Required action: Copy out the material in full. Leave every line as it is.

Task material:

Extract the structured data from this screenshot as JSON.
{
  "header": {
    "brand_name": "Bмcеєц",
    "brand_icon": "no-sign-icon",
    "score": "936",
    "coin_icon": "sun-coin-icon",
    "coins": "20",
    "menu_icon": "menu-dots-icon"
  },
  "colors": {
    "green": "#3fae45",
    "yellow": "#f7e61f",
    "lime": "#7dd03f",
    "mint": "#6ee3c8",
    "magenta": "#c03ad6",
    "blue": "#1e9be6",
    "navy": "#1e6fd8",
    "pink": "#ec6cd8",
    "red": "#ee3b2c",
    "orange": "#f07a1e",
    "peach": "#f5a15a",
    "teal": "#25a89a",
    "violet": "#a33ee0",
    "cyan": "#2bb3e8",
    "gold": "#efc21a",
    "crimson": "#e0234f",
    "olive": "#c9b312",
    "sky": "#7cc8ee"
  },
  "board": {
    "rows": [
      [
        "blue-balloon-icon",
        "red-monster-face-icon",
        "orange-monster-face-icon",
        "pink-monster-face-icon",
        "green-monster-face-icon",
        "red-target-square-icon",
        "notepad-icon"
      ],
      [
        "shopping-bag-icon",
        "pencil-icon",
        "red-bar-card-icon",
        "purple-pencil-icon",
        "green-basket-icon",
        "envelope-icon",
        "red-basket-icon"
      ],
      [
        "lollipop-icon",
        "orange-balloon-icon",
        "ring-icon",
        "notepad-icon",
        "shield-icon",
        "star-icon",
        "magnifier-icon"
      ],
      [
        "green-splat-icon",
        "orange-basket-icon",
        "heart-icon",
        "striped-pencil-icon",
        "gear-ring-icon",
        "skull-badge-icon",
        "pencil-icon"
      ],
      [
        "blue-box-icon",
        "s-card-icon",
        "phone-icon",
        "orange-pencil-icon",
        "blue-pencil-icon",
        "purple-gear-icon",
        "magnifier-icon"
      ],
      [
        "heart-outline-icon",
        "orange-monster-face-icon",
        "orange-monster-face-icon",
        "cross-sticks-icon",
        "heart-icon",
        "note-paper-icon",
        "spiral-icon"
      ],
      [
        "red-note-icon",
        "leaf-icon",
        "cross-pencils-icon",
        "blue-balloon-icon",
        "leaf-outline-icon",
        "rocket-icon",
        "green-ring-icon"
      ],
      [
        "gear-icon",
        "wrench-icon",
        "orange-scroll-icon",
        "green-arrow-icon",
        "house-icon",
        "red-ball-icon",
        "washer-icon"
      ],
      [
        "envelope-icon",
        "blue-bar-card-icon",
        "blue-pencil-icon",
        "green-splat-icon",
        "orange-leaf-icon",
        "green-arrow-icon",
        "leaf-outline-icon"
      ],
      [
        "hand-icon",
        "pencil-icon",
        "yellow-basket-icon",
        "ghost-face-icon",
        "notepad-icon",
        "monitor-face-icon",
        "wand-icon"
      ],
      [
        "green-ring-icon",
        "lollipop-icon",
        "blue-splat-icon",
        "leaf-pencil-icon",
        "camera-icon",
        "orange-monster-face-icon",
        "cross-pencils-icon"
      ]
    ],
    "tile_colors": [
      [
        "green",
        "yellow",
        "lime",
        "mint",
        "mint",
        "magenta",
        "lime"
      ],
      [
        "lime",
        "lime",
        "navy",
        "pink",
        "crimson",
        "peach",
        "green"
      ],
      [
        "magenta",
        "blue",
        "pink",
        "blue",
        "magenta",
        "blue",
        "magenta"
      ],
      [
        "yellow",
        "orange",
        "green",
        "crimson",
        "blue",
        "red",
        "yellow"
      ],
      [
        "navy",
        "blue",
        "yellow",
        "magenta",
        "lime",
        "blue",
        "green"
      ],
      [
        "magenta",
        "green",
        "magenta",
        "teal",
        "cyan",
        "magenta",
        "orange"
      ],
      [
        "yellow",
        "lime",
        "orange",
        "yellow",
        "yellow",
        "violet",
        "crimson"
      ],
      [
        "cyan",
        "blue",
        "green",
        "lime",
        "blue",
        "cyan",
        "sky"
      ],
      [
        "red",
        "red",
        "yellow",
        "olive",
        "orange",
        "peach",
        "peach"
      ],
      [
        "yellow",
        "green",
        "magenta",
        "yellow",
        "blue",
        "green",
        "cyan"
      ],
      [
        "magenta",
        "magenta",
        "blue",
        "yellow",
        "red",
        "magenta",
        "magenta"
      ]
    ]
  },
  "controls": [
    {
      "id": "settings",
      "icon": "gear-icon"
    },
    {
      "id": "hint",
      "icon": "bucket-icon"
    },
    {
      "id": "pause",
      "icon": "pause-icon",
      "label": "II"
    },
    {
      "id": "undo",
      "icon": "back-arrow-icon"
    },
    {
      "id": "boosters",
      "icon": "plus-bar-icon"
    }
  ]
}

Task result:
Extract the structured data from this screenshot as JSON.
{
  "header": {
    "brand_name": "Bмcеєц",
    "brand_icon": "no-sign-icon",
    "score": "936",
    "coin_icon": "sun-coin-icon",
    "coins": "20",
    "menu_icon": "menu-dots-icon"
  },
  "colors": {
    "green": "#3fae45",
    "yellow": "#f7e61f",
    "lime": "#7dd03f",
    "mint": "#6ee3c8",
    "magenta": "#c03ad6",
    "blue": "#1e9be6",
    "navy": "#1e6fd8",
    "pink": "#ec6cd8",
    "red": "#ee3b2c",
    "orange": "#f07a1e",
    "peach": "#f5a15a",
    "teal": "#25a89a",
    "violet": "#a33ee0",
    "cyan": "#2bb3e8",
    "gold": "#efc21a",
    "crimson": "#e0234f",
    "olive": "#c9b312",
    "sky": "#7cc8ee"
  },
  "board": {
    "rows": [
      [
        "blue-balloon-icon",
        "red-monster-face-icon",
        "orange-monster-face-icon",
        "pink-monster-face-icon",
        "green-monster-face-icon",
        "red-target-square-icon",
        "notepad-icon"
      ],
      [
        "shopping-bag-icon",
        "pencil-icon",
        "red-bar-card-icon",
        "purple-pencil-icon",
        "green-basket-icon",
        "envelope-icon",
        "red-basket-icon"
      ],
      [
        "lollipop-icon",
        "orange-balloon-icon",
        "ring-icon",
        "notepad-icon",
        "shield-icon",
        "star-icon",
        "magnifier-icon"
      ],
      [
        "green-splat-icon",
        "orange-basket-icon",
        "heart-icon",
        "striped-pencil-icon",
        "gear-ring-icon",
        "skull-badge-icon",
        "pencil-icon"
      ],
      [
        "blue-box-icon",
        "s-card-icon",
        "phone-icon",
        "orange-pencil-icon",
        "blue-pencil-icon",
        "purple-gear-icon",
        "magnifier-icon"
      ],
      [
        "heart-outline-icon",
        "orange-monster-face-icon",
        "orange-monster-face-icon",
        "cross-sticks-icon",
        "heart-icon",
        "note-paper-icon",
        "spiral-icon"
      ],
      [
        "red-note-icon",
        "leaf-icon",
        "cross-pencils-icon",
        "blue-balloon-icon",
        "leaf-outline-icon",
        "rocket-icon",
        "green-ring-icon"
      ],
      [
        "gear-icon",
        "wrench-icon",
        "orange-scroll-icon",
        "green-arrow-icon",
        "house-icon",
        "red-ball-icon",
        "washer-icon"
      ],
      [
        "envelope-icon",
        "blue-bar-card-icon",
        "blue-pencil-icon",
        "green-splat-icon",
        "orange-leaf-icon",
        "green-arrow-icon",
        "leaf-outline-icon"
      ],
      [
        "hand-icon",
        "pencil-icon",
        "yellow-basket-icon",
        "ghost-face-icon",
        "notepad-icon",
        "monitor-face-icon",
        "wand-icon"
      ],
      [
        "green-ring-icon",
        "lollipop-icon",
        "blue-splat-icon",
        "leaf-pencil-icon",
        "camera-icon",
        "orange-monster-face-icon",
        "cross-pencils-icon"
      ]
    ],
    "tile_colors": [
      [
        "green",
        "yellow",
        "lime",
        "mint",
        "mint",
        "magenta",
        "lime"
      ],
      [
        "lime",
        "lime",
        "navy",
        "pink",
        "crimson",
        "peach",
        "green"
      ],
      [
        "magenta",
        "blue",
        "pink",
        "blue",
        "magenta",
        "blue",
        "magenta"
      ],
      [
        "yellow",
        "orange",
        "green",
        "crimson",
        "blue",
        "red",
        "yellow"
      ],
      [
        "navy",
        "blue",
        "yellow",
        "magenta",
        "lime",
        "blue",
        "green"
      ],
      [
        "magenta",
        "green",
        "magenta",
        "teal",
        "cyan",
        "magenta",
        "orange"
      ],
      [
        "yellow",
        "lime",
        "orange",
        "yellow",
        "yellow",
        "violet",
        "crimson"
      ],
      [
        "cyan",
        "blue",
        "green",
        "lime",
        "blue",
        "cyan",
        "sky"
      ],
      [
        "red",
        "red",
        "yellow",
        "olive",
        "orange",
        "peach",
        "peach"
      ],
      [
        "yellow",
        "green",
        "magenta",
        "yellow",
        "blue",
        "green",
        "cyan"
      ],
      [
        "magenta",
        "magenta",
        "blue",
        "yellow",
        "red",
        "magenta",
        "magenta"
      ]
    ]
  },
  "controls": [
    {
      "id": "settings",
      "icon": "gear-icon"
    },
    {
      "id": "hint",
      "icon": "bucket-icon"
    },
    {
      "id": "pause",
      "icon": "pause-icon",
      "label": "II"
    },
    {
      "id": "undo",
      "icon": "back-arrow-icon"
    },
    {
      "id": "boosters",
      "icon": "plus-bar-icon"
    }
  ]
}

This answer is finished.